##### Data for this task

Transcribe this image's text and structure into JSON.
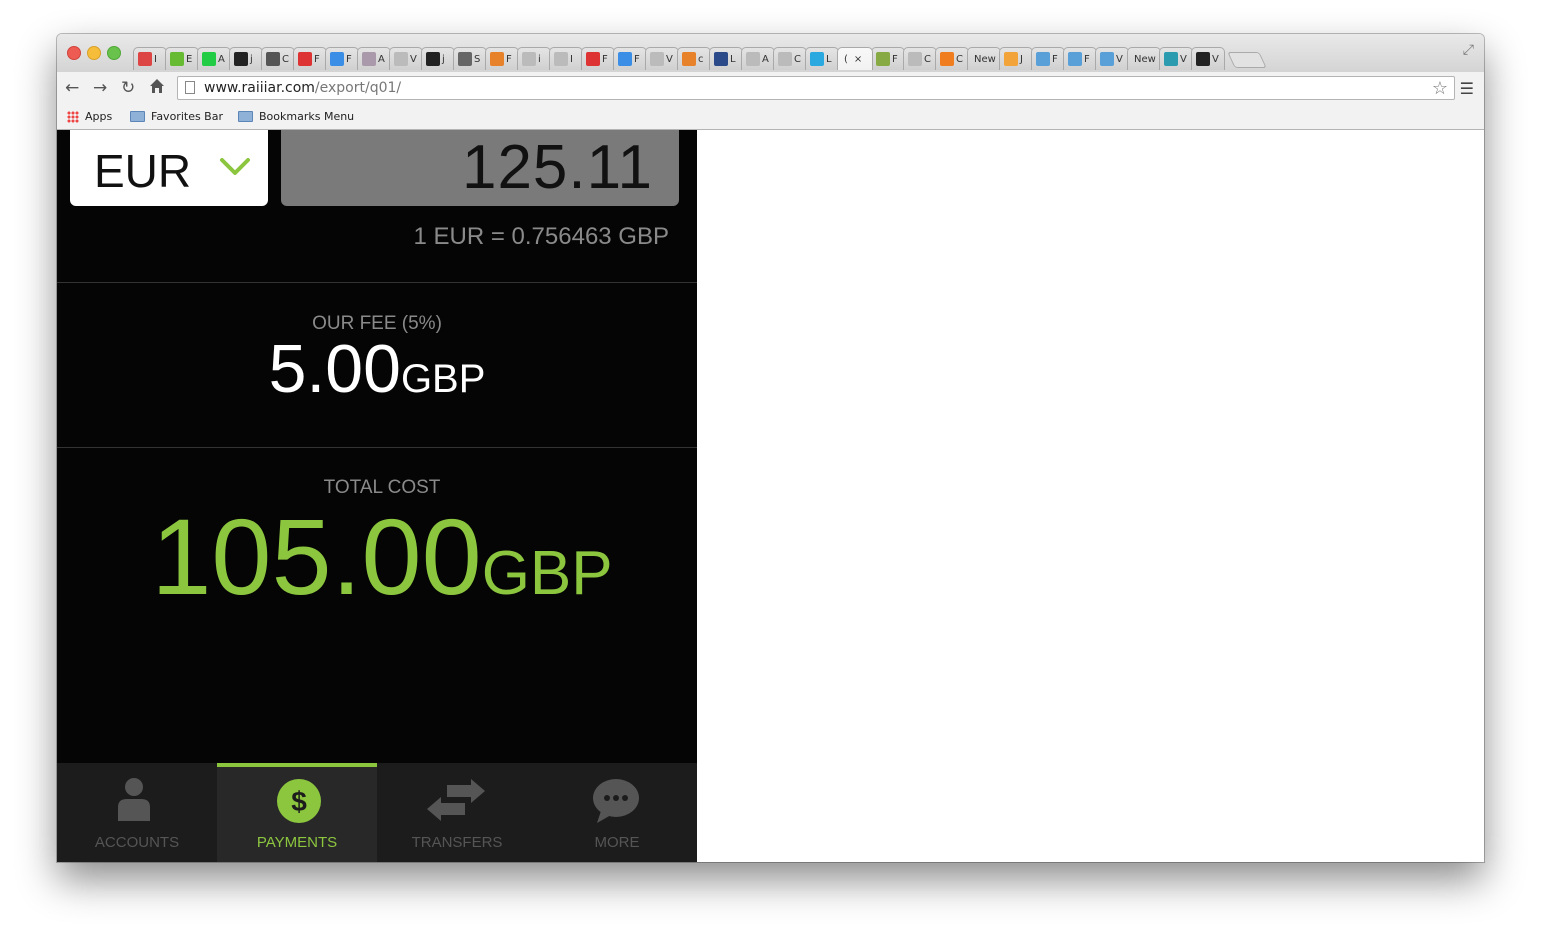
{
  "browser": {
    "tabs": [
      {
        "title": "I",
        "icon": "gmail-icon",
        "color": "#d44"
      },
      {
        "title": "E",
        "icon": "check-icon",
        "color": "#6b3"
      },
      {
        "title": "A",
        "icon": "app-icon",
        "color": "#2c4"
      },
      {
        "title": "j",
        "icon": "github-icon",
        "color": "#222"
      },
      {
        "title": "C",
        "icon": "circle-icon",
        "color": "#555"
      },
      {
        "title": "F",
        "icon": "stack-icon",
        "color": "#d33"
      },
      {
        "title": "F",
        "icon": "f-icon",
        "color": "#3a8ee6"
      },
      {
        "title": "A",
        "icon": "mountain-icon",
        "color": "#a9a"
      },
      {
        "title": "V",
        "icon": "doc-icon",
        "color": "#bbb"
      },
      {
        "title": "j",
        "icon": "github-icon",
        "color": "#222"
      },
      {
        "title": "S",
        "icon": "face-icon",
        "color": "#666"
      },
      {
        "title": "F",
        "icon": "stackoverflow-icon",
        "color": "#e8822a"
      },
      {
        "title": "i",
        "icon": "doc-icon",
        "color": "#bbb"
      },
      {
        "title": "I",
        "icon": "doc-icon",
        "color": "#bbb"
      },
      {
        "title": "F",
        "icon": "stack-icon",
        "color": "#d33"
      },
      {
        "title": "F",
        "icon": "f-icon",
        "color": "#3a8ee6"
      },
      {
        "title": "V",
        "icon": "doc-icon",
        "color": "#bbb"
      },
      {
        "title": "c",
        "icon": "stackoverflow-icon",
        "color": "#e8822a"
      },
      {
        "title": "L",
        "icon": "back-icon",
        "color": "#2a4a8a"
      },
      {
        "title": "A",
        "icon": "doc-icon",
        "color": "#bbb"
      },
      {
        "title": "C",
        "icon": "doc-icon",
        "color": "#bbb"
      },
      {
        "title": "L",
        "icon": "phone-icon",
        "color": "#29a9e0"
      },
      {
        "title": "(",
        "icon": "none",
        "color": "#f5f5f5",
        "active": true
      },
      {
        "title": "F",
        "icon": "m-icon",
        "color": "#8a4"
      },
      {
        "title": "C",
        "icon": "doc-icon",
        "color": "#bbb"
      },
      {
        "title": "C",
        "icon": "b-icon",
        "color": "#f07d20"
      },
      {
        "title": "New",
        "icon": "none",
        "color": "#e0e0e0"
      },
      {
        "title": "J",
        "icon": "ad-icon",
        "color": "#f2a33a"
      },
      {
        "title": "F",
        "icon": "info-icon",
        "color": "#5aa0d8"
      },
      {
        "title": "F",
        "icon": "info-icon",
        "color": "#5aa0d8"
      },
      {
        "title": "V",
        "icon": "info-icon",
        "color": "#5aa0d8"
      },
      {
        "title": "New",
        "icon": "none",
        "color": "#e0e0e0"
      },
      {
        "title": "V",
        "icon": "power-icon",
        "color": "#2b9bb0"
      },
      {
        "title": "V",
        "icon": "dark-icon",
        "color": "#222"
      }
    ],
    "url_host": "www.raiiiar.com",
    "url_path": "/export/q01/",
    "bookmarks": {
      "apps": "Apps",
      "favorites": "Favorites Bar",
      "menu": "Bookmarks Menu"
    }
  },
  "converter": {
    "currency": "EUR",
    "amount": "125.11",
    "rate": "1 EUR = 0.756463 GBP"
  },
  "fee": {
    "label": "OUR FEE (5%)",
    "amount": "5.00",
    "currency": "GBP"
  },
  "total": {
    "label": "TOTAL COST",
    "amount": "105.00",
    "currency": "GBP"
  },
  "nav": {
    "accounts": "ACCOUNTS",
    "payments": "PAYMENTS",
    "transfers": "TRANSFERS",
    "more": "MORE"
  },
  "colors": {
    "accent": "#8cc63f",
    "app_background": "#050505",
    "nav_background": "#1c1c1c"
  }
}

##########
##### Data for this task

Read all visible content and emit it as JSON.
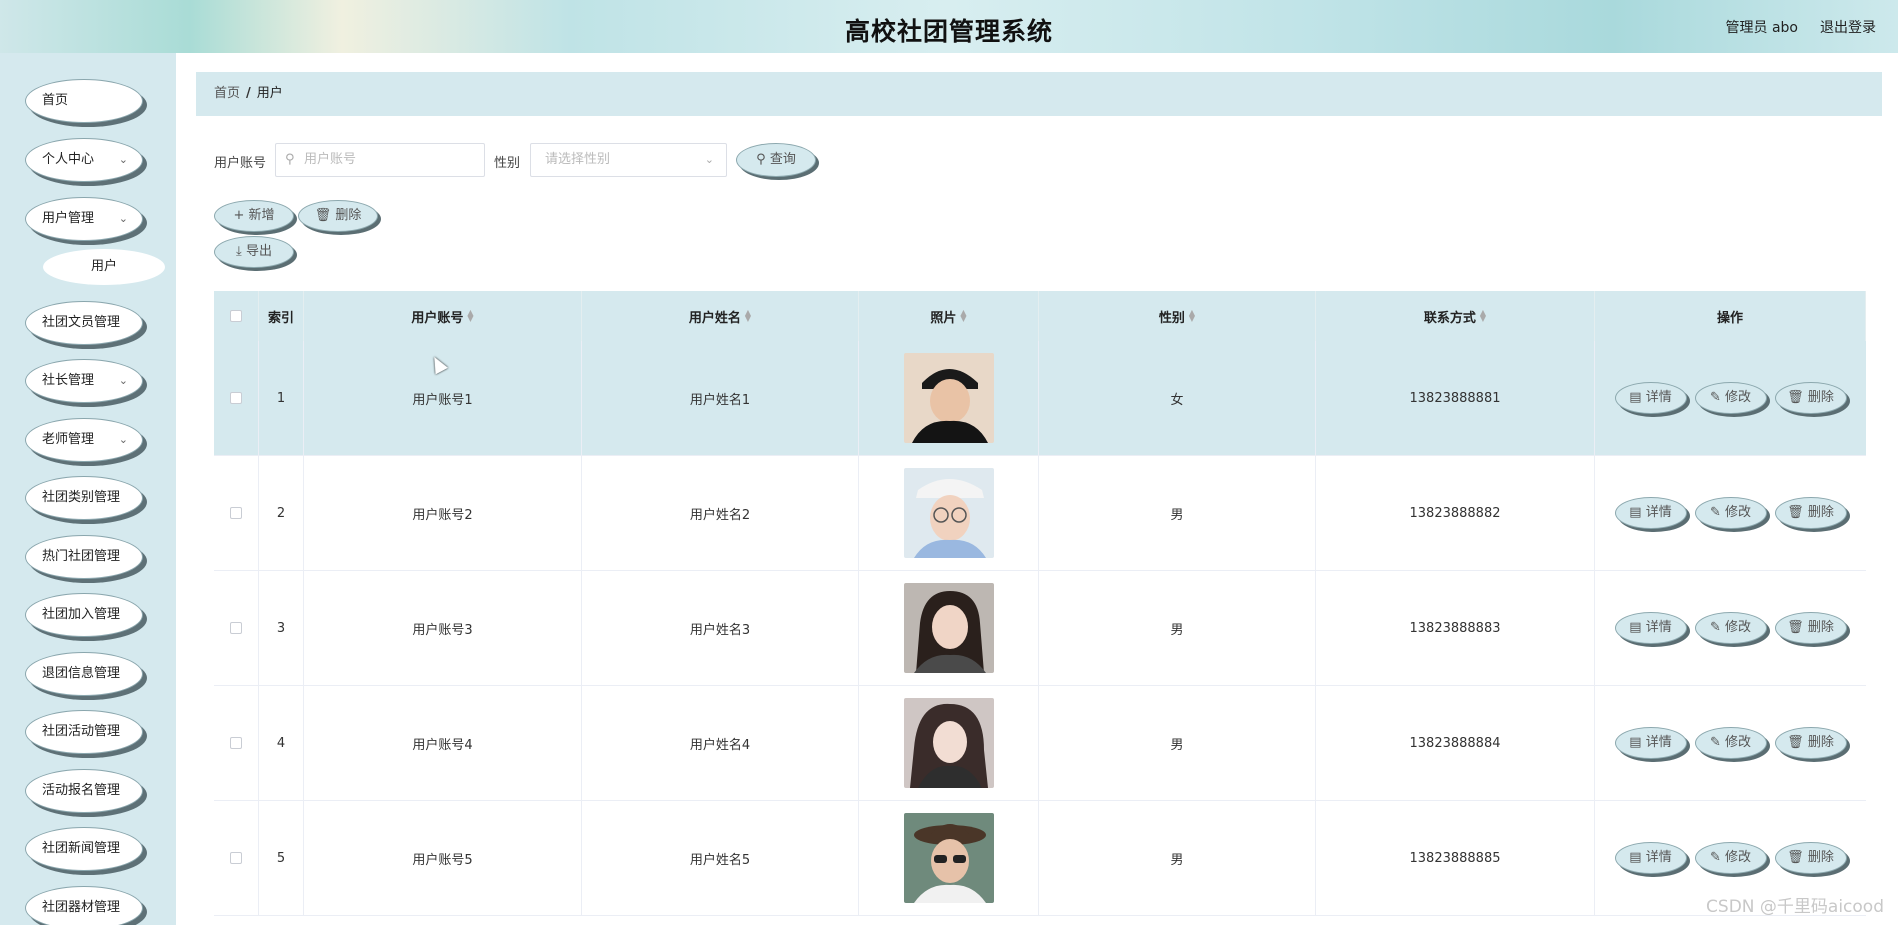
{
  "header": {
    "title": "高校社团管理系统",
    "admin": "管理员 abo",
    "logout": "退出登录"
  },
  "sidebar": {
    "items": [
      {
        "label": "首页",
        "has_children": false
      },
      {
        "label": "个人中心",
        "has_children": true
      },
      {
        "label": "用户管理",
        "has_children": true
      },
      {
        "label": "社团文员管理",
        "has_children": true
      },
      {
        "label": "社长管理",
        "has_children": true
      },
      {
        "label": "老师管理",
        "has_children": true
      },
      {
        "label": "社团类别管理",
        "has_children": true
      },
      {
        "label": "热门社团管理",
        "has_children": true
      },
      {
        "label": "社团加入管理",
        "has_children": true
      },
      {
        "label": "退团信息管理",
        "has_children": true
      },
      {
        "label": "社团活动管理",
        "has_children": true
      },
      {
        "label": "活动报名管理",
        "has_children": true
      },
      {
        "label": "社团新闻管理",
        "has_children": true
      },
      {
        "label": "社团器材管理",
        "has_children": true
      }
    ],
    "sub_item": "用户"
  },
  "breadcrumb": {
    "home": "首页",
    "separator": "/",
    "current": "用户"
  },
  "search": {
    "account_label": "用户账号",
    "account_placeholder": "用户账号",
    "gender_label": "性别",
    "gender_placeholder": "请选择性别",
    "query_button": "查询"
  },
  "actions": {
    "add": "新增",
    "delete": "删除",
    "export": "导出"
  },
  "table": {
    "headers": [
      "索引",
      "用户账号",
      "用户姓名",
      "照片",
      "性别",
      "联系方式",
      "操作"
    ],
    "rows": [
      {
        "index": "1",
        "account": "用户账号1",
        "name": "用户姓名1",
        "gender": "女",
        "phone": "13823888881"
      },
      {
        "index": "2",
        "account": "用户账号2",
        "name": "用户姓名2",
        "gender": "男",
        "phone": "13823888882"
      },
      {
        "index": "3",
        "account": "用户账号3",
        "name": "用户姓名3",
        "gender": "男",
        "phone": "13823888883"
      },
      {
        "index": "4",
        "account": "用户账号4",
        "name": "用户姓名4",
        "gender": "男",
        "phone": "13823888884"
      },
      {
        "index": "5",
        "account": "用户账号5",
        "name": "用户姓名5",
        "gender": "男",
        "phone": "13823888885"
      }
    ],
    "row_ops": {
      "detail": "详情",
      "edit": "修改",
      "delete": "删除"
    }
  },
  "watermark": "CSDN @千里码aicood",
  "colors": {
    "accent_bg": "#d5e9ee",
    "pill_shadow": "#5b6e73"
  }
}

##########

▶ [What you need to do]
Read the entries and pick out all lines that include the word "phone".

▶ [Answer to the exercise]
        "icon": "phone-icon",
        "phone": "13823888881"
        "phone": "13823888882"
        "phone": "13823888883"
        "phone": "13823888884"
        "phone": "13823888885"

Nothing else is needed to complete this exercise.